Eleven years after their last album Sunless Days and ten years after officially ‘being put to rest’ Swedish goth rockers Beseech have re-animated to present album number six My Darkness, Darkness. For those keeping score, the current line-up features two original members in Robert Vintervind (guitar) and Klas Bohlin (vocals) with the rest of the line-up made up of new members who joined the Beseech cause in 2013.
The band ply their trade in melodic gothic rock that takes cues from various genre contemporaries such as Swallow The Sun, Sentenced, Paradise Lost and Katatonia, but with generally a more up-tempo nature and a male/female vocal tag team of Klas and newcomer Angelina Sahlgren Söder, who complement each other very well.
They set up their stall in opening track ‘Beating Pulse’ greeting us with an urgent melodic riff backed by driving rhythm section, providing a base for the unified vocals to work their magic.
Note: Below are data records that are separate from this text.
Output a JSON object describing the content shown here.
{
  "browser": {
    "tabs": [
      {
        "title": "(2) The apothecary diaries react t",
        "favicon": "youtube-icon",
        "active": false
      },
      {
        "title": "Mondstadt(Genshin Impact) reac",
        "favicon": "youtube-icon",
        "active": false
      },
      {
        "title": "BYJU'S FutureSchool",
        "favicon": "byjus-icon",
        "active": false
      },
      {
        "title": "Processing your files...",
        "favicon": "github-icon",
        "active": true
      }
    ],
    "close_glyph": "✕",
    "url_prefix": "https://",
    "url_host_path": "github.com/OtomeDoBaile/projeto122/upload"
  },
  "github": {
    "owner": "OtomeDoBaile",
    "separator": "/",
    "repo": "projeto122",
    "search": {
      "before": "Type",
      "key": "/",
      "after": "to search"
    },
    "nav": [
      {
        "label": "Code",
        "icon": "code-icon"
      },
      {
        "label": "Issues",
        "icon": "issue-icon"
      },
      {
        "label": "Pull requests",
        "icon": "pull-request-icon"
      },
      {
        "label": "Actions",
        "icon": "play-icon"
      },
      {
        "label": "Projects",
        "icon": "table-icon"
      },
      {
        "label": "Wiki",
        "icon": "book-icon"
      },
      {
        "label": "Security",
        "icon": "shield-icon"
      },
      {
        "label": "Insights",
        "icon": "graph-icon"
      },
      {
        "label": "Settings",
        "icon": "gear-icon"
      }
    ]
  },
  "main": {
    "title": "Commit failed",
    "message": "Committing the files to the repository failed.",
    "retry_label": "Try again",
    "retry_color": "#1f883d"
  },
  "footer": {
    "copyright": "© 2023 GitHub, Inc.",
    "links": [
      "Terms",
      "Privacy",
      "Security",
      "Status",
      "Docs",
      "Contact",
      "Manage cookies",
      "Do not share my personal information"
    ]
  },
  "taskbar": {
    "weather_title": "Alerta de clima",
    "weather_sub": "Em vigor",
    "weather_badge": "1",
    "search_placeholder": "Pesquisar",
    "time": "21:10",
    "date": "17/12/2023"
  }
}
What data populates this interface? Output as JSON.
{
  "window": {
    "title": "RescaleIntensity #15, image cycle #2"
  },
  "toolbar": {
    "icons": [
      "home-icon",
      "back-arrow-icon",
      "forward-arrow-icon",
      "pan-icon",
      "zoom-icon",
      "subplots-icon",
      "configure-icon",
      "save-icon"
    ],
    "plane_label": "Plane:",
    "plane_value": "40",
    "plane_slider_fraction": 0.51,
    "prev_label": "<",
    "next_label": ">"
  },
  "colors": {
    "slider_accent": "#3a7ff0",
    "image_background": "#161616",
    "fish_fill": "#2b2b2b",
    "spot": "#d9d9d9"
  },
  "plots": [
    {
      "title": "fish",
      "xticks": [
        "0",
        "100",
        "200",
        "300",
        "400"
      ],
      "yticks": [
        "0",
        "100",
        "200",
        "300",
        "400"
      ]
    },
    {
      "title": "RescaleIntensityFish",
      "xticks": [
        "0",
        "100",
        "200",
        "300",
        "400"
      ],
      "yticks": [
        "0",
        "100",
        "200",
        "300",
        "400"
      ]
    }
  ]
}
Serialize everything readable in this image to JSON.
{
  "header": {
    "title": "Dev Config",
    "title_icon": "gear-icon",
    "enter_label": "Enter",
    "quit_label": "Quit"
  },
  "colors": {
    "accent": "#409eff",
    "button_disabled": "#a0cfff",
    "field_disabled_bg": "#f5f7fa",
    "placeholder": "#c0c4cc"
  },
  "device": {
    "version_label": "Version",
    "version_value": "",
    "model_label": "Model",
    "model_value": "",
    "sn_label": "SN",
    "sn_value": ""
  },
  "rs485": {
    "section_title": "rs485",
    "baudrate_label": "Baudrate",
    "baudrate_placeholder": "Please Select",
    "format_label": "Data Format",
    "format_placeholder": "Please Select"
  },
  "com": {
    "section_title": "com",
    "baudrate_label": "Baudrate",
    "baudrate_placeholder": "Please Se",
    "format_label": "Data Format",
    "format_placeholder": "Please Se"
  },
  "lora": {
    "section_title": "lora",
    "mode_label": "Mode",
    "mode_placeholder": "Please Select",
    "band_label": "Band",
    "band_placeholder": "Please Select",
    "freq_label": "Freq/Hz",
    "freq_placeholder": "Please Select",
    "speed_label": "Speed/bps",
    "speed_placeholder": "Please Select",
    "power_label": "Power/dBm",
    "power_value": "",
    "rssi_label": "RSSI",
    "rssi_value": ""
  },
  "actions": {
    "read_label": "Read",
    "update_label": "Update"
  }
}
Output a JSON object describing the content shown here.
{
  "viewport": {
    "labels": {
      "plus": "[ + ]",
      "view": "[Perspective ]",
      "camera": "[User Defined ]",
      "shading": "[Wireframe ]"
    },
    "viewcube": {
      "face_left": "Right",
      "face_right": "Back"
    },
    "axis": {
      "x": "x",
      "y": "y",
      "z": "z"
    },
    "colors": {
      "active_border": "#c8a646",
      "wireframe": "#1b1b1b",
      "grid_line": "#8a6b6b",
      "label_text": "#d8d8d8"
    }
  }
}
This in turn develops in an almost acoustic ‘jangly’ chorus and back into the main verse and briefly interrupted by mournful guitar lead for affect.
It’s a very simple formula, but it works a treat and the band obviously thinks so too as they pretty much stick to this formula for the rest of the album, with only minor changes incorporated to the song structure.
‘The Simmering’ opts for a slower marching pace and focuses on the male vocals in and generating atmosphere, whereas ‘Bloodline Fever’ has a greater contrast between the up-tempo riffing and stripped down cinematic, while delivering a killer chorus!
‘Mr. Uninvited’ is one of the few duds as they try something new with voice dialogue, darker riffing and deeper vocals, but the juxtaposition of the ‘floaty’ chorus doesn’t really work. Thankfully the title track gets them back on track with a piano heavy groove, however they do nail the darker tone with the next run of tracks with ‘Atmosphere’ and ‘The Ingredients’, incorporating driving acoustic guitar work and ‘Highwayman’ chugging dramatic riffing into the mix.
However one complete change of tactic is the surprising departure into post-hardcore of ‘One Last Call’ with the quiet/loud transition of melodic guitar and driving power chords bringing to mind Hundred Reasons, Hell Is For Heroes etc and it works really well with the ‘normal’ vocal delivery.
All in all a very pleasant ‘easy listening’ experience with a few neat tricks.